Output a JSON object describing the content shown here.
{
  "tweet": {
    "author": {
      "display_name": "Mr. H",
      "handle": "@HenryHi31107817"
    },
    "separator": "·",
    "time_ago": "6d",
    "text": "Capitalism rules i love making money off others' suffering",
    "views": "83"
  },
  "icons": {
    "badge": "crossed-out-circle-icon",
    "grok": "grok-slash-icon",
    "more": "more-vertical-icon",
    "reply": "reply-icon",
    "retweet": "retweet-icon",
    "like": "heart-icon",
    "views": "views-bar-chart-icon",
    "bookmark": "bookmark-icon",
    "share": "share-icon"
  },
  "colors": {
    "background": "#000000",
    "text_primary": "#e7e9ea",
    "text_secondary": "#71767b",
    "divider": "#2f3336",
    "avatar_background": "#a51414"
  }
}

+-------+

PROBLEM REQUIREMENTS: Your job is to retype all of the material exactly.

YOUR SOLUTION:
Output a JSON object describing the content shown here.
{
  "tweet": {
    "author": {
      "display_name": "Mr. H",
      "handle": "@HenryHi31107817"
    },
    "separator": "·",
    "time_ago": "6d",
    "text": "Capitalism rules i love making money off others' suffering",
    "views": "83"
  },
  "icons": {
    "badge": "crossed-out-circle-icon",
    "grok": "grok-slash-icon",
    "more": "more-vertical-icon",
    "reply": "reply-icon",
    "retweet": "retweet-icon",
    "like": "heart-icon",
    "views": "views-bar-chart-icon",
    "bookmark": "bookmark-icon",
    "share": "share-icon"
  },
  "colors": {
    "background": "#000000",
    "text_primary": "#e7e9ea",
    "text_secondary": "#71767b",
    "divider": "#2f3336",
    "avatar_background": "#a51414"
  }
}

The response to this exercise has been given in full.